The next day, Anderson e-mailed Miller’s high school counselor: “I think she really needs someone to talk to. She’s been crying and having panic attacks all weekend and she normally never does.”
On April 17, Miller and Anderson arranged to meet at a clubhouse at Miller’s apartment complex. Anderson wanted to pick up some clothes she had loaned Miller. Both came with friends — all but one were white — but the encounter became heated when Miller pressed to resume her relationship with Anderson.
“She was out of it and was so upset,” said Anderson. “We got into a fight.”
Miller was much larger — weighing 200 pounds and standing 5 feet 7, according to the police report.
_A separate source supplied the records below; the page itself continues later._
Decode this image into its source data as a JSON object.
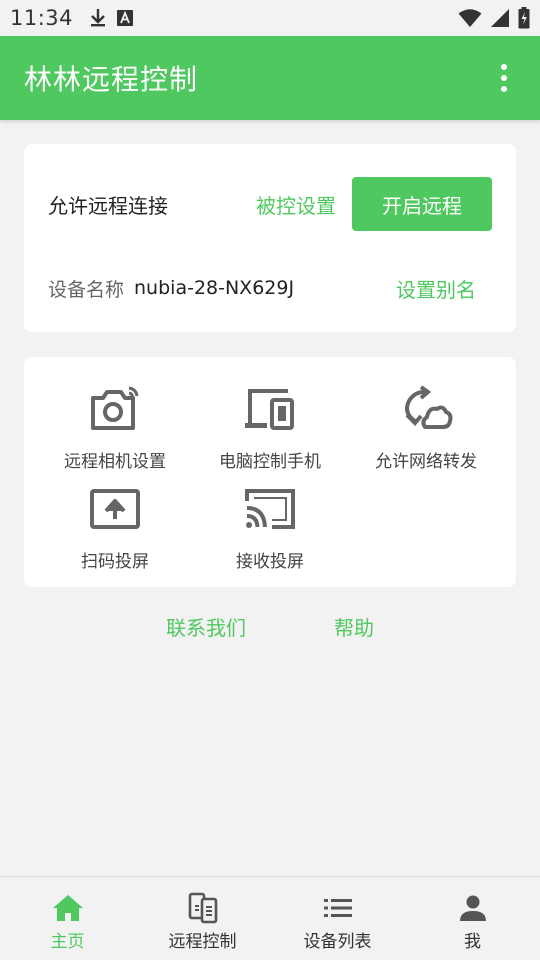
{
  "status_bar": {
    "time": "11:34",
    "icons": [
      "download-icon",
      "a-notification-icon",
      "wifi-icon",
      "signal-icon",
      "battery-charging-icon"
    ]
  },
  "app_bar": {
    "title": "林林远程控制",
    "menu_icon": "more-vert-icon"
  },
  "remote_card": {
    "allow_label": "允许远程连接",
    "controlled_settings_link": "被控设置",
    "start_button": "开启远程",
    "device_name_label": "设备名称",
    "device_name_value": "nubia-28-NX629J",
    "set_alias_link": "设置别名"
  },
  "features": [
    {
      "label": "远程相机设置",
      "icon": "camera-icon"
    },
    {
      "label": "电脑控制手机",
      "icon": "devices-icon"
    },
    {
      "label": "允许网络转发",
      "icon": "network-forward-icon"
    },
    {
      "label": "扫码投屏",
      "icon": "screen-upload-icon"
    },
    {
      "label": "接收投屏",
      "icon": "cast-icon"
    }
  ],
  "footer_links": {
    "contact": "联系我们",
    "help": "帮助"
  },
  "bottom_nav": [
    {
      "label": "主页",
      "icon": "home-icon",
      "active": true
    },
    {
      "label": "远程控制",
      "icon": "remote-control-icon",
      "active": false
    },
    {
      "label": "设备列表",
      "icon": "list-icon",
      "active": false
    },
    {
      "label": "我",
      "icon": "person-icon",
      "active": false
    }
  ],
  "colors": {
    "accent": "#4fc95f",
    "background": "#f2f2f2",
    "icon_gray": "#666666"
  }
}
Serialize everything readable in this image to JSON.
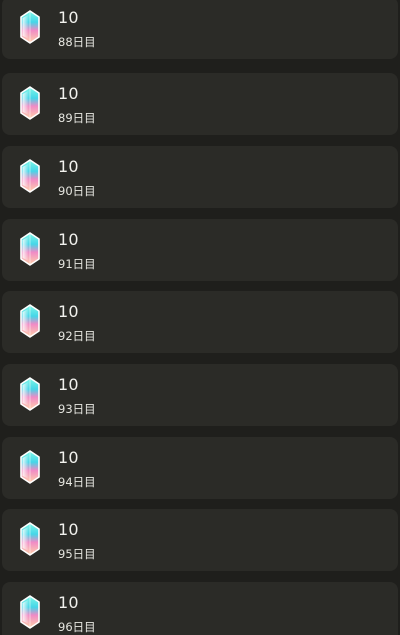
{
  "rewards": [
    {
      "icon": "crystal-icon",
      "amount": "10",
      "day": "88日目"
    },
    {
      "icon": "crystal-icon",
      "amount": "10",
      "day": "89日目"
    },
    {
      "icon": "crystal-icon",
      "amount": "10",
      "day": "90日目"
    },
    {
      "icon": "crystal-icon",
      "amount": "10",
      "day": "91日目"
    },
    {
      "icon": "crystal-icon",
      "amount": "10",
      "day": "92日目"
    },
    {
      "icon": "crystal-icon",
      "amount": "10",
      "day": "93日目"
    },
    {
      "icon": "crystal-icon",
      "amount": "10",
      "day": "94日目"
    },
    {
      "icon": "crystal-icon",
      "amount": "10",
      "day": "95日目"
    },
    {
      "icon": "crystal-icon",
      "amount": "10",
      "day": "96日目"
    }
  ],
  "colors": {
    "background": "#1f1f1c",
    "card": "#2b2b27",
    "text": "#f2f2ee"
  }
}
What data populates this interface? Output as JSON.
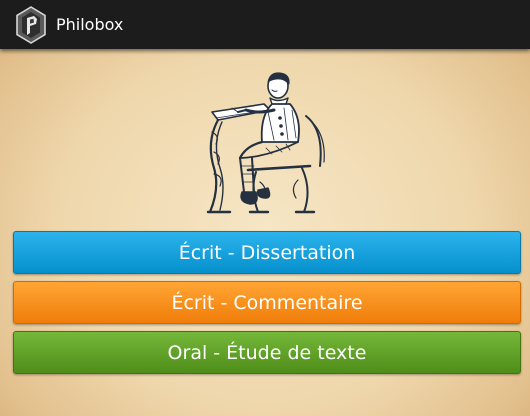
{
  "app": {
    "title": "Philobox",
    "icon": "philobox-logo-icon"
  },
  "illustration": {
    "name": "boy-writing-at-school-desk"
  },
  "buttons": [
    {
      "label": "Écrit - Dissertation",
      "color": "#0a9ad9"
    },
    {
      "label": "Écrit - Commentaire",
      "color": "#f7890f"
    },
    {
      "label": "Oral - Étude de texte",
      "color": "#5fa126"
    }
  ],
  "colors": {
    "action_bar": "#1c1c1c",
    "background": "#efd7ac"
  }
}
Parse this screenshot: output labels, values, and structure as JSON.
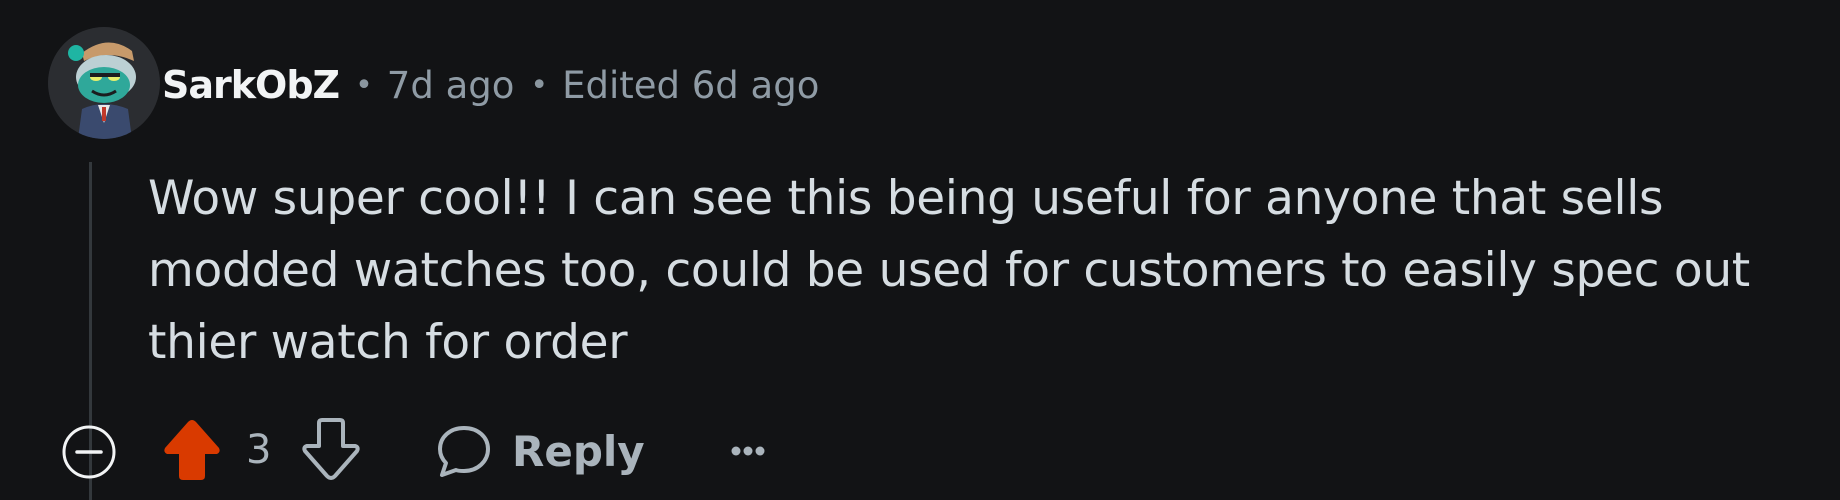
{
  "comment": {
    "author": "SarkObZ",
    "separator": "•",
    "posted": "7d ago",
    "edited": "Edited 6d ago",
    "body": "Wow super cool!! I can see this being useful for anyone that sells modded watches too, could be used for customers to easily spec out thier watch for order",
    "score": "3",
    "reply_label": "Reply"
  },
  "icons": {
    "avatar": "avatar-snoo-icon",
    "collapse": "collapse-minus-circle-icon",
    "upvote": "upvote-arrow-icon",
    "downvote": "downvote-arrow-icon",
    "reply": "speech-bubble-icon",
    "more": "ellipsis-icon"
  },
  "colors": {
    "background": "#121315",
    "upvote_active": "#d93a00",
    "text_primary": "#f2f4f5",
    "text_secondary": "#8f9ba5"
  }
}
Anderson is 5 feet tall and weighs 90 pounds.
Miller’s mother blamed Anderson for the violence, writing on her GoFundMe appeal that Miller had been “jumped by five white teens” that day.
Rumors took off that Anderson and perhaps others, either witnesses or participants in the fight, could have been involved in Miller’s death.
The DA’s office reviewed cellphone and computer records of Kaitlyn Anderson and the other teens with her at the clubhouse and found they were nowhere near where Miller’s body was found, but questions lingered about how Miller died.
At the vigil on Hopkinton Common, Strothers called her daughter “my bright and shining star in this crazy world,” and made clear why she was demanding further investigation. “The only thing I want out of this is the truth,” she said.
She established a GoFundMe page to raise money under the headline, “Please help investigate Mikayla’s death.”
Fifteen hundred people donated to the GoFundMe campaign created to investigate Miller’s death — many at the request of Violence in Boston and Cannon-Grant.
Some of the advocates who pushed for the private investigation, including Crump, did not respond to multiple e-mails. A Boston lawyer who acted as Crump’s local counsel said he knows nothing about the investigation.
Though Strothers declined to discuss the investigation, Angelique McNaughton, a GoFundMe spokeswoman, said the funds raised online “have been safely delivered to Calvina Struthers (sic) to help the family cover costs associated with Mikayla’s Miller’s tragic death.”
Ryan’s spokeswoman declined to say whether the office is still actively investigating the case.
Kaitlyn Anderson and her mother fear that she still could face charges for the assault the night before Miller’s death — and have been waiting for the DA’s office to say its investigation is over. The family retained an attorney to represent Kaitlyn Anderson if she is charged.
“I haven’t heard anything, though they said, ‘You’ll be the first to know,’” said Megan Anderson. “Kaitlyn has been freaking out. They think she was part of a big plot because my daughter is white and Mikayla is Black. We’re not like that. They wouldn’t have been together if we were like that.”
Kaitlyn Anderson said she didn’t attend Miller’s vigil or wake because she felt unwelcome: “I didn’t go to any services. It still doesn’t feel real.”
In some ways, Anderson said, no one has had a chance to mourn Mikayla Miller’s death.
“Instead of it being treated like a normal suicide where everyone grieves, it was turned into a murder trial,” she said. “People wanted justice for something that didn’t happen.”
Andrea Estes can be reached at firstname.lastname@example.org.